At deadline, it was announced that Tom Jackiewicz, CEO of Keck Medicine of USC, was leaving the organization to become president of the University of Chicago Medical Center and chief operating officer its parent health system. Prior to that transition, which will happen in late August, Jackiewicz said his boldest move helped put USC in a position to better engage patients.
What was your riskiest decision? After 20 years of working at academic medical centers across the country, I left my position as CEO of UC San Diego Health to become CEO of Keck Medicine of USC, an academic health system startup. In 2009, Keck Medicine was created when USC regained control of its hospitals and wanted to become a leader in academic medicine. This was a once-in-a lifetime opportunity to build a health system that would have a lasting impact on how healthcare is delivered in the second-largest city in the country.

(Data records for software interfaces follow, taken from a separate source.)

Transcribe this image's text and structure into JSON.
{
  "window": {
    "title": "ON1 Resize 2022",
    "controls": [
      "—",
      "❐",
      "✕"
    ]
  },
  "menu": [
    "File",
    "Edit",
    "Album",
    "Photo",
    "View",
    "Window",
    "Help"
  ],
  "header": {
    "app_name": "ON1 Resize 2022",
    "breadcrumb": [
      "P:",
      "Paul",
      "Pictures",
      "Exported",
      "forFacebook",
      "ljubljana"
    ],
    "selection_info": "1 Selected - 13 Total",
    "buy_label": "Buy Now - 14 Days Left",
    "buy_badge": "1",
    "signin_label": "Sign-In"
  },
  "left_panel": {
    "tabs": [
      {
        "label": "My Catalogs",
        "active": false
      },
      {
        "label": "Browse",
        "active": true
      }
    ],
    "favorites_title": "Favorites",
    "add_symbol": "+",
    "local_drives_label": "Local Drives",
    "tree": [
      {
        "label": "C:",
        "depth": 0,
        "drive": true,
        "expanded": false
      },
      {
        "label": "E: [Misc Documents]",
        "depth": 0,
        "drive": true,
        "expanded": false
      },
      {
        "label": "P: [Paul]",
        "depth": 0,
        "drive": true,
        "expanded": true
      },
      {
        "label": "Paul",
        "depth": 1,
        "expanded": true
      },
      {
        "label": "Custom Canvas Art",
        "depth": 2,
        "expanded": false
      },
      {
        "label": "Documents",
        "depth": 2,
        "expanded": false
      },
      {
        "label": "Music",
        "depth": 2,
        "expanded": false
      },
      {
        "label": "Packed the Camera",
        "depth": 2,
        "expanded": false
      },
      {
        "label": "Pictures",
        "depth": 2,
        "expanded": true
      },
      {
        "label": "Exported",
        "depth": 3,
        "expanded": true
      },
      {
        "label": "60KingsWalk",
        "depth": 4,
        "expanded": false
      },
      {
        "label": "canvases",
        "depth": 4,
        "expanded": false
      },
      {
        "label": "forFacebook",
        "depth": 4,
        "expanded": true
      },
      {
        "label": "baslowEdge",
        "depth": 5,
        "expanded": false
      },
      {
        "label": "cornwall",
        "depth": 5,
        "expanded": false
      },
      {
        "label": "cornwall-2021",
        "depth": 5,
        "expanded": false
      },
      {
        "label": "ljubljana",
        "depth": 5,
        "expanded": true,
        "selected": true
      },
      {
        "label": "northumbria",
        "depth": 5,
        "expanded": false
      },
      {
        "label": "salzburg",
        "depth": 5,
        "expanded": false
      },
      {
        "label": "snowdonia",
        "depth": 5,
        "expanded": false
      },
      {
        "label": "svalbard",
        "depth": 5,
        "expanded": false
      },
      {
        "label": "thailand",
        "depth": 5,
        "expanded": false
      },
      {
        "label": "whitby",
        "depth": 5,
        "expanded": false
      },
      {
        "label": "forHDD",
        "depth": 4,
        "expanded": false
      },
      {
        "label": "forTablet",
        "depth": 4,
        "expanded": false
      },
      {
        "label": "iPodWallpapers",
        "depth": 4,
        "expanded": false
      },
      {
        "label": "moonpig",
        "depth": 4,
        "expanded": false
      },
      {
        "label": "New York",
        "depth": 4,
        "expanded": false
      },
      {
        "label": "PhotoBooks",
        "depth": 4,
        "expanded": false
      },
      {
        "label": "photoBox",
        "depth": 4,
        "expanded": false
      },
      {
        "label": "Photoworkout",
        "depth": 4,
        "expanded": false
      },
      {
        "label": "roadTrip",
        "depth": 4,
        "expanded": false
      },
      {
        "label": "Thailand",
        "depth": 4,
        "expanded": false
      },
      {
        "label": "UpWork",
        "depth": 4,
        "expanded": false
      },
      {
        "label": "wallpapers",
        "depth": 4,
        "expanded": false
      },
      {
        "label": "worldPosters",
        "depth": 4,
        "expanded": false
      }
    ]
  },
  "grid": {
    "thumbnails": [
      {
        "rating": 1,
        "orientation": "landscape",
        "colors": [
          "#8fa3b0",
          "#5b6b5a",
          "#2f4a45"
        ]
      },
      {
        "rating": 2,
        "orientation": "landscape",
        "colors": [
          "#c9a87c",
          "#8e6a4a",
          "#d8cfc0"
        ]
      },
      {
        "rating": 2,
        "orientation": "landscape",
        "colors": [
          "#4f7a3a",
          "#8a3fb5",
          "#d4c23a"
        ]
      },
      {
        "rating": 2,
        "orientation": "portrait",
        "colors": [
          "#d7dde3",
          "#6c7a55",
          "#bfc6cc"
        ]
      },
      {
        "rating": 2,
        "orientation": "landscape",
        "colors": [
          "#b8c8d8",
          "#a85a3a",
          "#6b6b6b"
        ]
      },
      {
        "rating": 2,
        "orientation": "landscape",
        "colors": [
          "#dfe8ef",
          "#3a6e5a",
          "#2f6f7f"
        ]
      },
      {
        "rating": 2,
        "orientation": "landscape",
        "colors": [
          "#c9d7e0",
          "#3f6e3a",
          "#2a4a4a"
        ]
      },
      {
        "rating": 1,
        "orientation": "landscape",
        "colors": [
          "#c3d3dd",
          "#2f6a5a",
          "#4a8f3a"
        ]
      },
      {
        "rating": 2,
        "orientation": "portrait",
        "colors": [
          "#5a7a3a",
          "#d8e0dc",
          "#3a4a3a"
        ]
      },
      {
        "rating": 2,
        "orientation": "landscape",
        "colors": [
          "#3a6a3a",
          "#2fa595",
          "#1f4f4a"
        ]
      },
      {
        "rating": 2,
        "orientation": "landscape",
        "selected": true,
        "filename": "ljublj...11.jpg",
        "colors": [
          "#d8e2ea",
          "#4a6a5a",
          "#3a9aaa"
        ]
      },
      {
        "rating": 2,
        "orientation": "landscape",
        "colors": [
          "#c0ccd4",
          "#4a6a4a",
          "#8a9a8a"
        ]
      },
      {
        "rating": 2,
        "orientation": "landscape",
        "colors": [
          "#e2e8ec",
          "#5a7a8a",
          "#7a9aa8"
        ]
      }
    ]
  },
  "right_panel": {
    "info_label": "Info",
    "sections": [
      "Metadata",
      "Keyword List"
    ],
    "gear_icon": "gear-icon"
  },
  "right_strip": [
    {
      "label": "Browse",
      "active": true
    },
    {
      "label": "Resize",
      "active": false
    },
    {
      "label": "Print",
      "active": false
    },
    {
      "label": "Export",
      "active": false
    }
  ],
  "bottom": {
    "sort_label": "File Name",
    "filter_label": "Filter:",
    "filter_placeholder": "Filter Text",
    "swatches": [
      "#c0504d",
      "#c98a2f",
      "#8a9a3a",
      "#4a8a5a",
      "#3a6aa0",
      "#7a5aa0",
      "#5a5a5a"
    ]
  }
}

Why was that move risky? The odds of building a successful academic health system from scratch were not always in our favor. The legacy of for-profit ownership meant that our culture was very individualistic. Everyone was used to fending for themselves instead of working together. Quality and patient-satisfaction scores were lagging, and staff morale was low. The list of what needed to be accomplished was huge.
What was the outcome? Last summer we made the U.S. News & World Report list of top 20 hospitals in the country for the first time. We accomplished that with the highest case-mix index in the country and in the L.A. healthcare market, which is one of the most competitive in the U.S. What went on behind the scenes during the last 10 years to accomplish that needs to be acknowledged. We doubled the total number of USC doctors, and quadrupled the number of employees to over 7,000. Inpatient visits have tripled, and we now provide outpatient care at more than 40 clinics throughout Southern California. We also achieved Magnet recognition, and patient experience is ranked above the 90th percentile.